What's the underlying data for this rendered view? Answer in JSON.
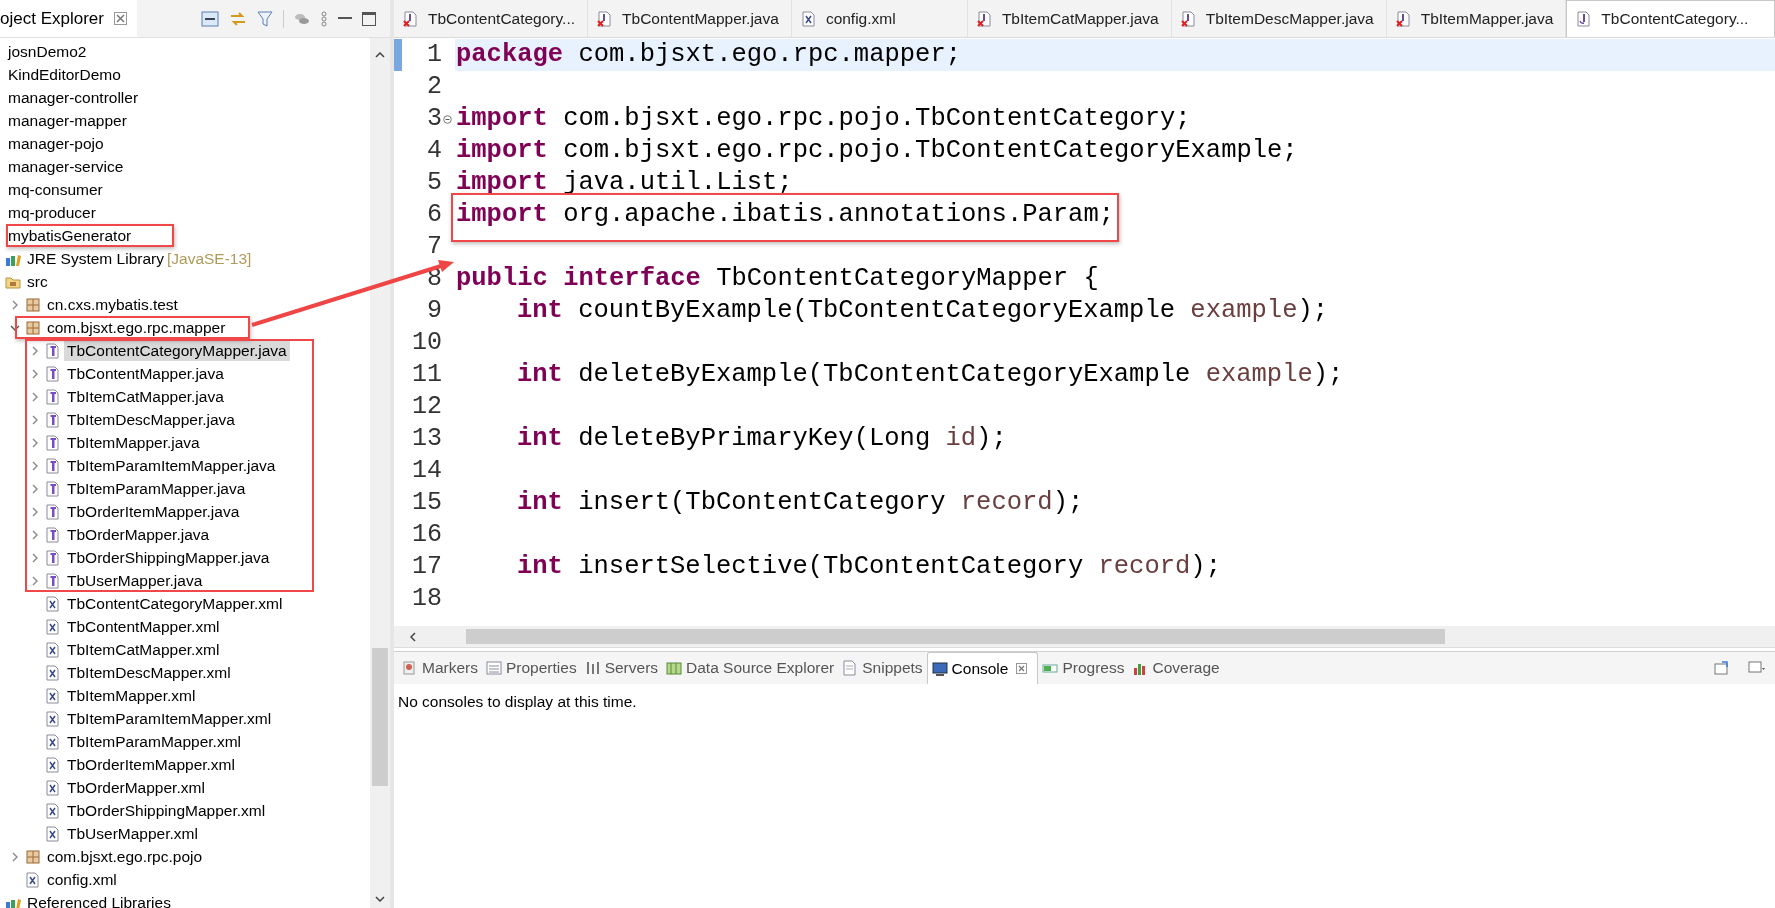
{
  "explorer": {
    "title": "oject Explorer",
    "tree": [
      {
        "label": "josnDemo2",
        "selected": false,
        "highlighted": false
      },
      {
        "label": "KindEditorDemo",
        "selected": false,
        "highlighted": false
      },
      {
        "label": "manager-controller",
        "selected": false,
        "highlighted": false
      },
      {
        "label": "manager-mapper",
        "selected": false,
        "highlighted": false
      },
      {
        "label": "manager-pojo",
        "selected": false,
        "highlighted": false
      },
      {
        "label": "manager-service",
        "selected": false,
        "highlighted": false
      },
      {
        "label": "mq-consumer",
        "selected": false,
        "highlighted": false
      },
      {
        "label": "mq-producer",
        "selected": false,
        "highlighted": false
      },
      {
        "label": "mybatisGenerator",
        "selected": false,
        "highlighted": true,
        "children": [
          {
            "label": "JRE System Library",
            "decoration": "[JavaSE-13]",
            "kind": "library",
            "selected": false,
            "highlighted": false
          },
          {
            "label": "src",
            "kind": "source-folder",
            "selected": false,
            "highlighted": false,
            "children": [
              {
                "label": "cn.cxs.mybatis.test",
                "kind": "package",
                "expanded": false,
                "selected": false,
                "highlighted": false
              },
              {
                "label": "com.bjsxt.ego.rpc.mapper",
                "kind": "package",
                "expanded": true,
                "selected": false,
                "highlighted": true,
                "children": [
                  {
                    "label": "TbContentCategoryMapper.java",
                    "kind": "java",
                    "expanded": false,
                    "selected": true,
                    "highlighted": true
                  },
                  {
                    "label": "TbContentMapper.java",
                    "kind": "java",
                    "expanded": false,
                    "selected": false,
                    "highlighted": true
                  },
                  {
                    "label": "TbItemCatMapper.java",
                    "kind": "java",
                    "expanded": false,
                    "selected": false,
                    "highlighted": true
                  },
                  {
                    "label": "TbItemDescMapper.java",
                    "kind": "java",
                    "expanded": false,
                    "selected": false,
                    "highlighted": true
                  },
                  {
                    "label": "TbItemMapper.java",
                    "kind": "java",
                    "expanded": false,
                    "selected": false,
                    "highlighted": true
                  },
                  {
                    "label": "TbItemParamItemMapper.java",
                    "kind": "java",
                    "expanded": false,
                    "selected": false,
                    "highlighted": true
                  },
                  {
                    "label": "TbItemParamMapper.java",
                    "kind": "java",
                    "expanded": false,
                    "selected": false,
                    "highlighted": true
                  },
                  {
                    "label": "TbOrderItemMapper.java",
                    "kind": "java",
                    "expanded": false,
                    "selected": false,
                    "highlighted": true
                  },
                  {
                    "label": "TbOrderMapper.java",
                    "kind": "java",
                    "expanded": false,
                    "selected": false,
                    "highlighted": true
                  },
                  {
                    "label": "TbOrderShippingMapper.java",
                    "kind": "java",
                    "expanded": false,
                    "selected": false,
                    "highlighted": true
                  },
                  {
                    "label": "TbUserMapper.java",
                    "kind": "java",
                    "expanded": false,
                    "selected": false,
                    "highlighted": true
                  },
                  {
                    "label": "TbContentCategoryMapper.xml",
                    "kind": "xml",
                    "selected": false,
                    "highlighted": false
                  },
                  {
                    "label": "TbContentMapper.xml",
                    "kind": "xml",
                    "selected": false,
                    "highlighted": false
                  },
                  {
                    "label": "TbItemCatMapper.xml",
                    "kind": "xml",
                    "selected": false,
                    "highlighted": false
                  },
                  {
                    "label": "TbItemDescMapper.xml",
                    "kind": "xml",
                    "selected": false,
                    "highlighted": false
                  },
                  {
                    "label": "TbItemMapper.xml",
                    "kind": "xml",
                    "selected": false,
                    "highlighted": false
                  },
                  {
                    "label": "TbItemParamItemMapper.xml",
                    "kind": "xml",
                    "selected": false,
                    "highlighted": false
                  },
                  {
                    "label": "TbItemParamMapper.xml",
                    "kind": "xml",
                    "selected": false,
                    "highlighted": false
                  },
                  {
                    "label": "TbOrderItemMapper.xml",
                    "kind": "xml",
                    "selected": false,
                    "highlighted": false
                  },
                  {
                    "label": "TbOrderMapper.xml",
                    "kind": "xml",
                    "selected": false,
                    "highlighted": false
                  },
                  {
                    "label": "TbOrderShippingMapper.xml",
                    "kind": "xml",
                    "selected": false,
                    "highlighted": false
                  },
                  {
                    "label": "TbUserMapper.xml",
                    "kind": "xml",
                    "selected": false,
                    "highlighted": false
                  }
                ]
              },
              {
                "label": "com.bjsxt.ego.rpc.pojo",
                "kind": "package",
                "expanded": false,
                "selected": false,
                "highlighted": false
              },
              {
                "label": "config.xml",
                "kind": "xml",
                "selected": false,
                "highlighted": false
              }
            ]
          },
          {
            "label": "Referenced Libraries",
            "kind": "library",
            "selected": false,
            "highlighted": false
          }
        ]
      }
    ]
  },
  "editor": {
    "tabs": [
      {
        "label": "TbContentCategory...",
        "kind": "java-error",
        "selected": false
      },
      {
        "label": "TbContentMapper.java",
        "kind": "java-error",
        "selected": false
      },
      {
        "label": "config.xml",
        "kind": "xml",
        "selected": false
      },
      {
        "label": "TbItemCatMapper.java",
        "kind": "java-error",
        "selected": false
      },
      {
        "label": "TbItemDescMapper.java",
        "kind": "java-error",
        "selected": false
      },
      {
        "label": "TbItemMapper.java",
        "kind": "java-error",
        "selected": false
      },
      {
        "label": "TbContentCategory...",
        "kind": "java",
        "selected": true
      }
    ],
    "lines": [
      {
        "number": "1",
        "current": true,
        "highlighted": false,
        "foldable": false,
        "indented": false,
        "text": "**package** com.bjsxt.ego.rpc.mapper;"
      },
      {
        "number": "2",
        "current": false,
        "foldable": false
      },
      {
        "number": "3",
        "current": false,
        "highlighted": false,
        "foldable": true,
        "indented": false,
        "text": "**import** com.bjsxt.ego.rpc.pojo.TbContentCategory;"
      },
      {
        "number": "4",
        "current": false,
        "highlighted": false,
        "foldable": false,
        "indented": false,
        "text": "**import** com.bjsxt.ego.rpc.pojo.TbContentCategoryExample;"
      },
      {
        "number": "5",
        "current": false,
        "highlighted": false,
        "foldable": false,
        "indented": false,
        "text": "**import** java.util.List;"
      },
      {
        "number": "6",
        "current": false,
        "highlighted": true,
        "foldable": false,
        "indented": false,
        "text": "**import** org.apache.ibatis.annotations.Param;"
      },
      {
        "number": "7",
        "current": false,
        "foldable": false
      },
      {
        "number": "8",
        "current": false,
        "highlighted": false,
        "foldable": false,
        "indented": false,
        "text": "**public** **interface** TbContentCategoryMapper {"
      },
      {
        "number": "9",
        "current": false,
        "highlighted": false,
        "foldable": false,
        "indented": true,
        "text": "**int** countByExample(TbContentCategoryExample *example*);"
      },
      {
        "number": "10",
        "current": false,
        "foldable": false
      },
      {
        "number": "11",
        "current": false,
        "highlighted": false,
        "foldable": false,
        "indented": true,
        "text": "**int** deleteByExample(TbContentCategoryExample *example*);"
      },
      {
        "number": "12",
        "current": false,
        "foldable": false
      },
      {
        "number": "13",
        "current": false,
        "highlighted": false,
        "foldable": false,
        "indented": true,
        "text": "**int** deleteByPrimaryKey(Long *id*);"
      },
      {
        "number": "14",
        "current": false,
        "foldable": false
      },
      {
        "number": "15",
        "current": false,
        "highlighted": false,
        "foldable": false,
        "indented": true,
        "text": "**int** insert(TbContentCategory *record*);"
      },
      {
        "number": "16",
        "current": false,
        "foldable": false
      },
      {
        "number": "17",
        "current": false,
        "highlighted": false,
        "foldable": false,
        "indented": true,
        "text": "**int** insertSelective(TbContentCategory *record*);"
      },
      {
        "number": "18",
        "current": false,
        "foldable": false
      }
    ]
  },
  "bottom_panel": {
    "tabs": [
      {
        "label": "Markers",
        "kind": "markers",
        "selected": false
      },
      {
        "label": "Properties",
        "kind": "properties",
        "selected": false
      },
      {
        "label": "Servers",
        "kind": "servers",
        "selected": false
      },
      {
        "label": "Data Source Explorer",
        "kind": "datasource",
        "selected": false
      },
      {
        "label": "Snippets",
        "kind": "snippets",
        "selected": false
      },
      {
        "label": "Console",
        "kind": "console",
        "selected": true
      },
      {
        "label": "Progress",
        "kind": "progress",
        "selected": false
      },
      {
        "label": "Coverage",
        "kind": "coverage",
        "selected": false
      }
    ],
    "message": "No consoles to display at this time."
  }
}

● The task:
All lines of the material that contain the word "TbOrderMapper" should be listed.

● The answer:
                    "label": "TbOrderMapper.java",
                    "label": "TbOrderMapper.xml",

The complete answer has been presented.